The threat of downtime
When migrating databases to the cloud, the threat of downtime is the number one barrier to be overcome. On a migration project for a multi-terabyte CRM database for example, sysadmins usually are required to stop all user input, export the existing database and import it to the new database in the cloud, a process which could take several days to complete. This is why the business must ask the question: ‘Can we afford downtime, and how long can we afford it for?’.
Fortunately, whilst a certain period of downtime is unavoidable, it is possible for the period to last less than an hour with adequate planning and risk management. To achieve the short downtime goal, dedicated database replication and migration tools can work to ensure that once the source and target databases are coordinated and database replication has begun, users can go seamlessly from working on the old database to working on the new cloud-based one. It is also important to keep the existing system’s data accessible while database administrators are setting up the new system.
With the downtime challenge overcome, it is clear that when it comes to migrating databases to the cloud, the benefits far outweigh the challenges. Once a business makes the decision to migrate databases to the cloud, the next stage is making the move itself.
How to successfully migrate a database to the cloud
There are a few different approaches to moving databases to the cloud. For example, an organisation may choose to develop brand-new applications using databases in the cloud without migrating old databases at all. In this case, as queries on historical data could arise, on-premises storage remains and as do some of associated hardware and software costs. Alternatively, an organisation can decide to switch an entire on-premises database to a database in the cloud suddenly, over a weekend.
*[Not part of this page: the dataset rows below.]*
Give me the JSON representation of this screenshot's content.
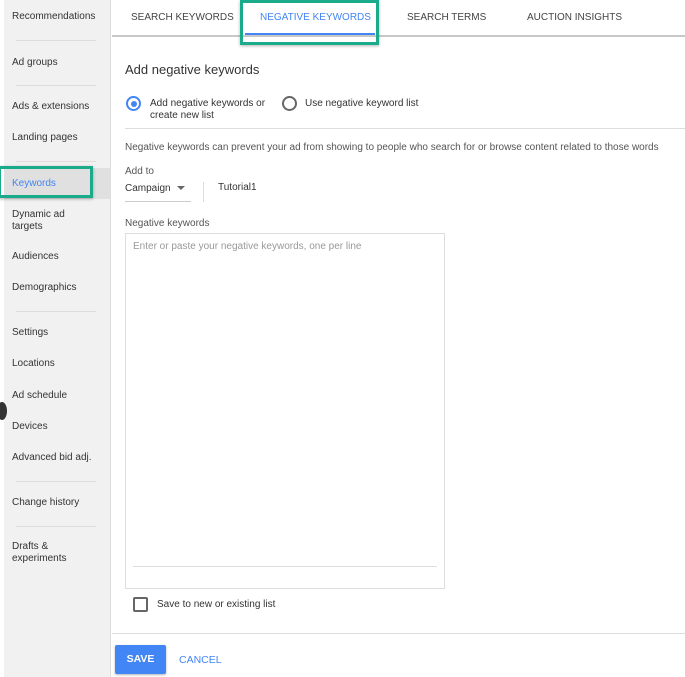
{
  "sidebar": {
    "items": [
      "Recommendations",
      "Ad groups",
      "Ads & extensions",
      "Landing pages",
      "Keywords",
      "Dynamic ad targets",
      "Audiences",
      "Demographics",
      "Settings",
      "Locations",
      "Ad schedule",
      "Devices",
      "Advanced bid adj.",
      "Change history",
      "Drafts & experiments"
    ],
    "active": "Keywords"
  },
  "tabs": [
    "SEARCH KEYWORDS",
    "NEGATIVE KEYWORDS",
    "SEARCH TERMS",
    "AUCTION INSIGHTS"
  ],
  "active_tab": "NEGATIVE KEYWORDS",
  "form": {
    "title": "Add negative keywords",
    "radio1": "Add negative keywords or create new list",
    "radio2": "Use negative keyword list",
    "radio_selected": "radio1",
    "description": "Negative keywords can prevent your ad from showing to people who search for or browse content related to those words",
    "add_to_label": "Add to",
    "add_to_value": "Campaign",
    "campaign_name": "Tutorial1",
    "keywords_label": "Negative keywords",
    "keywords_placeholder": "Enter or paste your negative keywords, one per line",
    "keywords_value": "",
    "save_list_label": "Save to new or existing list",
    "save_list_checked": false
  },
  "actions": {
    "save": "SAVE",
    "cancel": "CANCEL"
  },
  "colors": {
    "accent": "#4285f4",
    "highlight": "#1aab8a"
  }
}
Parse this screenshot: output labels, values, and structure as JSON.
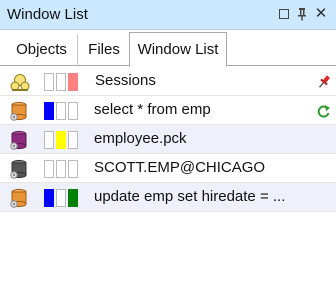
{
  "window": {
    "title": "Window List",
    "controls": {
      "maximize": "maximize-icon",
      "pin": "Ѩ",
      "close": "✕"
    }
  },
  "tabs": [
    {
      "label": "Objects",
      "active": false
    },
    {
      "label": "Files",
      "active": false
    },
    {
      "label": "Window List",
      "active": true
    }
  ],
  "rows": [
    {
      "label": "Sessions",
      "icon": "sessions-icon",
      "swatches": [
        "#ffffff",
        "#ffffff",
        "#ff8080"
      ],
      "right_icon": "pin-icon",
      "highlight": false
    },
    {
      "label": "select * from emp",
      "icon": "sql-window-icon",
      "swatches": [
        "#0000ff",
        "#ffffff",
        "#ffffff"
      ],
      "right_icon": "refresh-icon",
      "highlight": false
    },
    {
      "label": "employee.pck",
      "icon": "program-window-icon",
      "swatches": [
        "#ffffff",
        "#ffff00",
        "#ffffff"
      ],
      "right_icon": "",
      "highlight": true
    },
    {
      "label": "SCOTT.EMP@CHICAGO",
      "icon": "table-window-icon",
      "swatches": [
        "#ffffff",
        "#ffffff",
        "#ffffff"
      ],
      "right_icon": "",
      "highlight": false
    },
    {
      "label": "update emp set hiredate = ...",
      "icon": "sql-window-icon",
      "swatches": [
        "#0000ff",
        "#ffffff",
        "#008000"
      ],
      "right_icon": "",
      "highlight": true
    }
  ]
}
However, this is a high-risk approach which increases the possibility of extended downtime.
With these two approaches in mind, it is crucial to remember cloud migration is a journey and not a destination, especially when starting the database migration process. Organisations are better advised to approach database migration by identifying low-impact tables and schemas such as development, QA databases or use cases like data integration, disaster recovery and offloaded reporting that require data availability but do not interfere with application uptime. Alternatively, organisations can replicate data from an on-premises source database to a target database in the cloud.
Whichever path to migrating to the cloud an organisation chooses; it is vital to remember that planning is key. Adequate planning of database migration will ensure a successful migration with little to no workflow disruption. Users should be able to execute tasks like reporting, querying and analysis throughout the process and applications running on those databases before, during or after migration should not be affected– this makes for a successful database migration.
Start the journey
As cloud adoption continues to grow, it has become the norm rather than the exception, and offers a wide range of advantages compared to traditional infrastructures, especially in the case of databases. With lower costs, flexibility, reliability, and better security than on-site database sources, organisations yet to make the first step in cloud computing should start today.